→ EXERCISE DIRECTIONS
Go through the lines below and copy each one that holds the string "Summary".

---- DATA SHOWN

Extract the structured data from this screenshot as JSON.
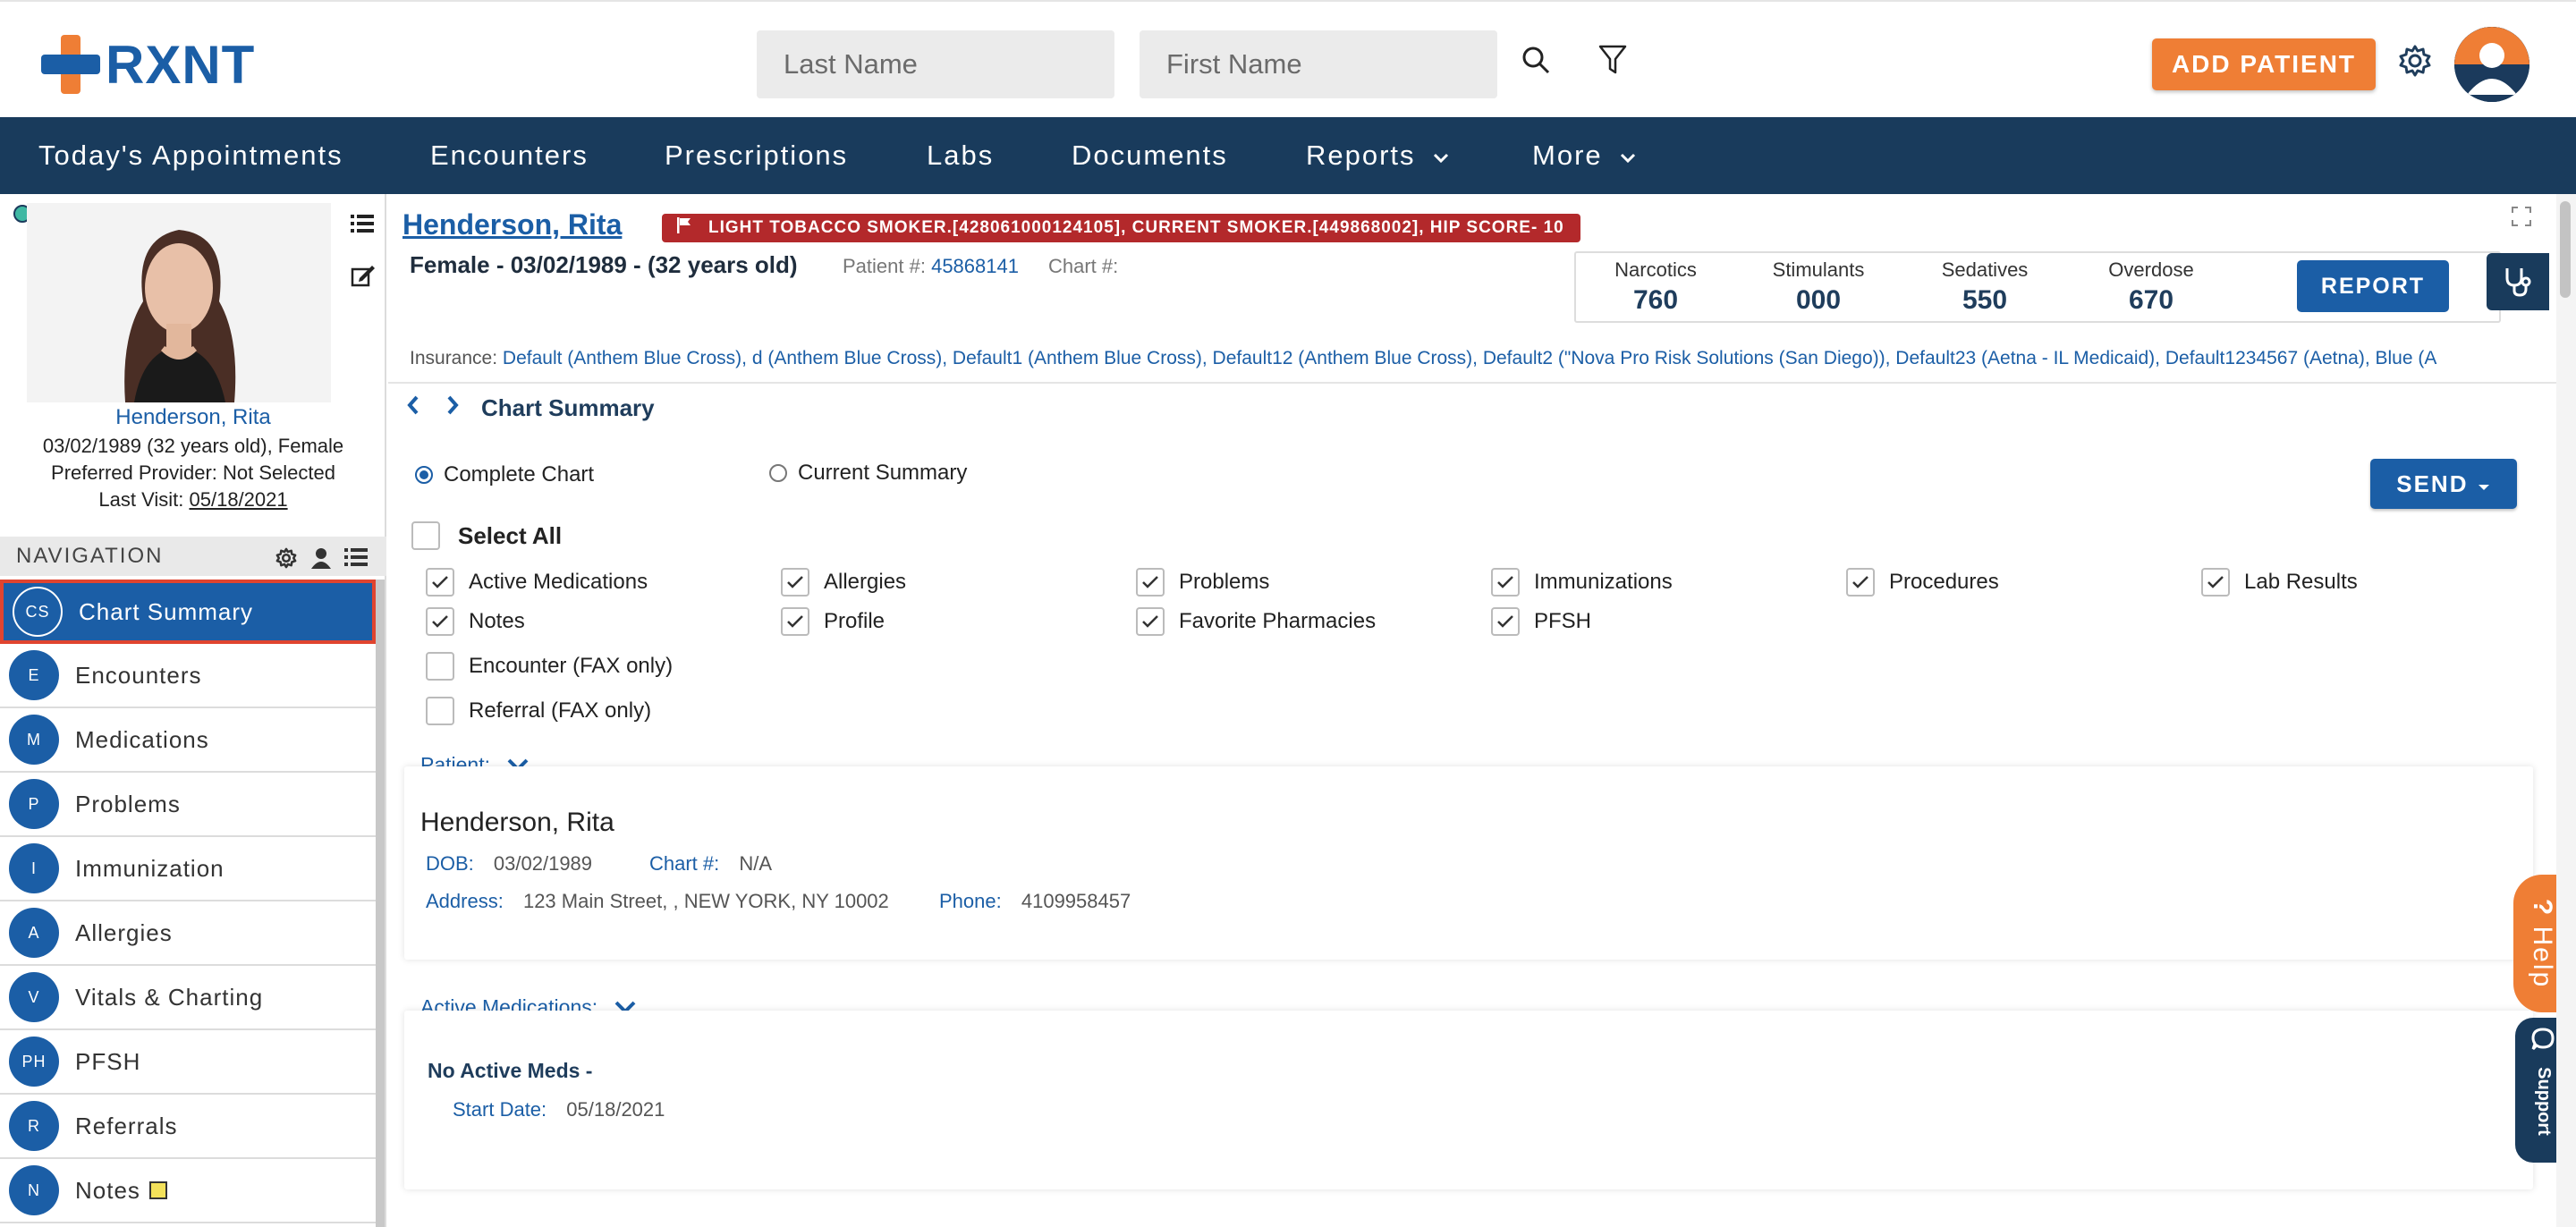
{
  "app": {
    "brand": "RXNT",
    "colors": {
      "brand_blue": "#1b5ea6",
      "brand_orange": "#ef7e35",
      "nav_bg": "#193b5c",
      "alert_red": "#b3292b",
      "active_outline": "#e0442f"
    }
  },
  "header": {
    "last_name_placeholder": "Last Name",
    "first_name_placeholder": "First Name",
    "add_patient_label": "ADD PATIENT",
    "icons": [
      "search-icon",
      "filter-icon",
      "gear-icon",
      "user-avatar"
    ]
  },
  "nav": {
    "items": [
      {
        "label": "Today's Appointments"
      },
      {
        "label": "Encounters"
      },
      {
        "label": "Prescriptions"
      },
      {
        "label": "Labs"
      },
      {
        "label": "Documents"
      },
      {
        "label": "Reports"
      },
      {
        "label": "More"
      }
    ]
  },
  "patient_card": {
    "name": "Henderson, Rita",
    "dob_line": "03/02/1989 (32 years old), Female",
    "provider_line": "Preferred Provider: Not Selected",
    "last_visit_label": "Last Visit:",
    "last_visit_value": "05/18/2021"
  },
  "sidebar": {
    "title": "NAVIGATION",
    "items": [
      {
        "abbr": "CS",
        "label": "Chart Summary",
        "active": true
      },
      {
        "abbr": "E",
        "label": "Encounters"
      },
      {
        "abbr": "M",
        "label": "Medications"
      },
      {
        "abbr": "P",
        "label": "Problems"
      },
      {
        "abbr": "I",
        "label": "Immunization"
      },
      {
        "abbr": "A",
        "label": "Allergies"
      },
      {
        "abbr": "V",
        "label": "Vitals & Charting"
      },
      {
        "abbr": "PH",
        "label": "PFSH"
      },
      {
        "abbr": "R",
        "label": "Referrals"
      },
      {
        "abbr": "N",
        "label": "Notes"
      }
    ]
  },
  "main": {
    "patient_name": "Henderson, Rita",
    "alert_badge": "LIGHT TOBACCO SMOKER.[428061000124105], CURRENT SMOKER.[449868002], HIP SCORE- 10",
    "demographics": "Female - 03/02/1989 - (32 years old)",
    "patient_num_label": "Patient #:",
    "patient_num_value": "45868141",
    "chart_num_label": "Chart #:",
    "stats": [
      {
        "label": "Narcotics",
        "value": "760"
      },
      {
        "label": "Stimulants",
        "value": "000"
      },
      {
        "label": "Sedatives",
        "value": "550"
      },
      {
        "label": "Overdose",
        "value": "670"
      }
    ],
    "report_label": "REPORT",
    "insurance_label": "Insurance:",
    "insurance_value": "Default (Anthem Blue Cross), d (Anthem Blue Cross), Default1 (Anthem Blue Cross), Default12 (Anthem Blue Cross), Default2 (\"Nova Pro Risk Solutions (San Diego)), Default23 (Aetna - IL Medicaid), Default1234567 (Aetna), Blue (A",
    "breadcrumb": "Chart Summary",
    "radio_complete": "Complete Chart",
    "radio_current": "Current Summary",
    "send_label": "SEND",
    "select_all": "Select All",
    "options": [
      {
        "label": "Active Medications",
        "checked": true
      },
      {
        "label": "Allergies",
        "checked": true
      },
      {
        "label": "Problems",
        "checked": true
      },
      {
        "label": "Immunizations",
        "checked": true
      },
      {
        "label": "Procedures",
        "checked": true
      },
      {
        "label": "Lab Results",
        "checked": true
      },
      {
        "label": "Notes",
        "checked": true
      },
      {
        "label": "Profile",
        "checked": true
      },
      {
        "label": "Favorite Pharmacies",
        "checked": true
      },
      {
        "label": "PFSH",
        "checked": true
      },
      {
        "label": "Encounter (FAX only)",
        "checked": false
      },
      {
        "label": "Referral (FAX only)",
        "checked": false
      }
    ],
    "patient_section": {
      "heading": "Patient:",
      "name": "Henderson, Rita",
      "dob_label": "DOB:",
      "dob_value": "03/02/1989",
      "chart_label": "Chart #:",
      "chart_value": "N/A",
      "address_label": "Address:",
      "address_value": "123 Main Street, , NEW YORK, NY 10002",
      "phone_label": "Phone:",
      "phone_value": "4109958457"
    },
    "meds_section": {
      "heading": "Active Medications:",
      "item_title": "No Active Meds -",
      "start_label": "Start Date:",
      "start_value": "05/18/2021"
    }
  },
  "floating": {
    "help_label": "Help",
    "help_icon": "?",
    "support_label": "Support"
  }
}
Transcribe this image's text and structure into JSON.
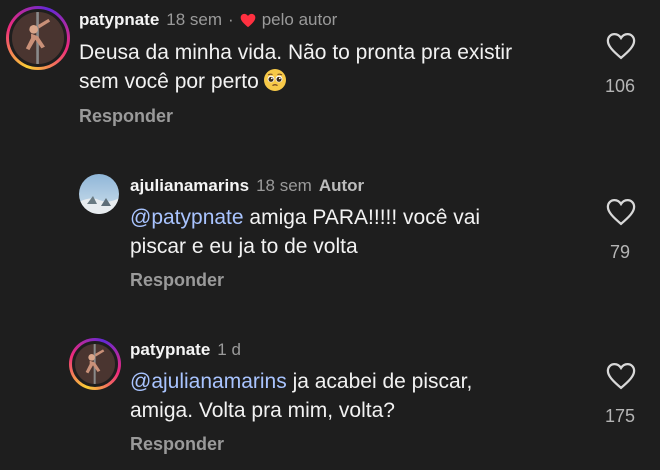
{
  "comments": [
    {
      "username": "patypnate",
      "time": "18 sem",
      "separator": "·",
      "liked_by_author_label": "pelo autor",
      "text_line1": "Deusa da minha vida. Não to pronta pra existir",
      "text_line2": "sem você por perto",
      "emoji": "pleading-face",
      "reply_label": "Responder",
      "likes": "106"
    },
    {
      "username": "ajulianamarins",
      "time": "18 sem",
      "author_label": "Autor",
      "mention": "@patypnate",
      "text_line1": " amiga PARA!!!!! você vai",
      "text_line2": "piscar e eu ja to de volta",
      "reply_label": "Responder",
      "likes": "79"
    },
    {
      "username": "patypnate",
      "time": "1 d",
      "mention": "@ajulianamarins",
      "text_line1": " ja acabei de piscar,",
      "text_line2": "amiga. Volta pra mim, volta?",
      "reply_label": "Responder",
      "likes": "175"
    }
  ],
  "colors": {
    "background": "#1e1e1e",
    "mention": "#a9c4ff",
    "heart": "#ff3040",
    "muted": "#9a9a9a"
  },
  "icons": {
    "like": "heart-outline-icon",
    "liked_by_author": "heart-filled-icon"
  }
}
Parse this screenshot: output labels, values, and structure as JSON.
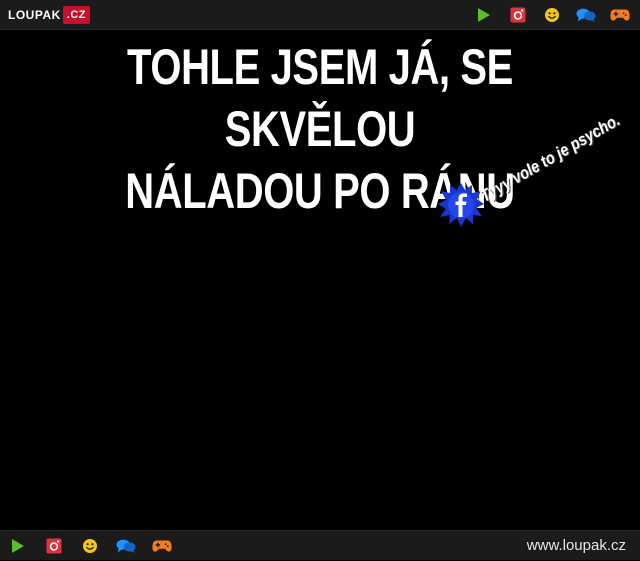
{
  "header": {
    "logo_main": "LOUPAK",
    "logo_tld": ".CZ",
    "icons": [
      "play-icon",
      "instagram-icon",
      "smiley-icon",
      "chat-icon",
      "gamepad-icon"
    ]
  },
  "meme": {
    "line1": "TOHLE JSEM JÁ, SE SKVĚLOU",
    "line2": "NÁLADOU PO RÁNU",
    "watermark_text": "Tyyy vole to je psycho."
  },
  "footer": {
    "icons": [
      "play-icon",
      "instagram-icon",
      "smiley-icon",
      "chat-icon",
      "gamepad-icon"
    ],
    "site_url": "www.loupak.cz"
  },
  "colors": {
    "bar_bg": "#1b1b1b",
    "play": "#5bbf2a",
    "instagram": "#e0323a",
    "smiley": "#f5c518",
    "chat": "#1e90ff",
    "gamepad": "#f57c1f",
    "fb_blue": "#1a37d6"
  }
}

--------

→ THE ANSWER
        "label": "Chart Summary",
    "breadcrumb": "Chart Summary",
    "radio_current": "Current Summary",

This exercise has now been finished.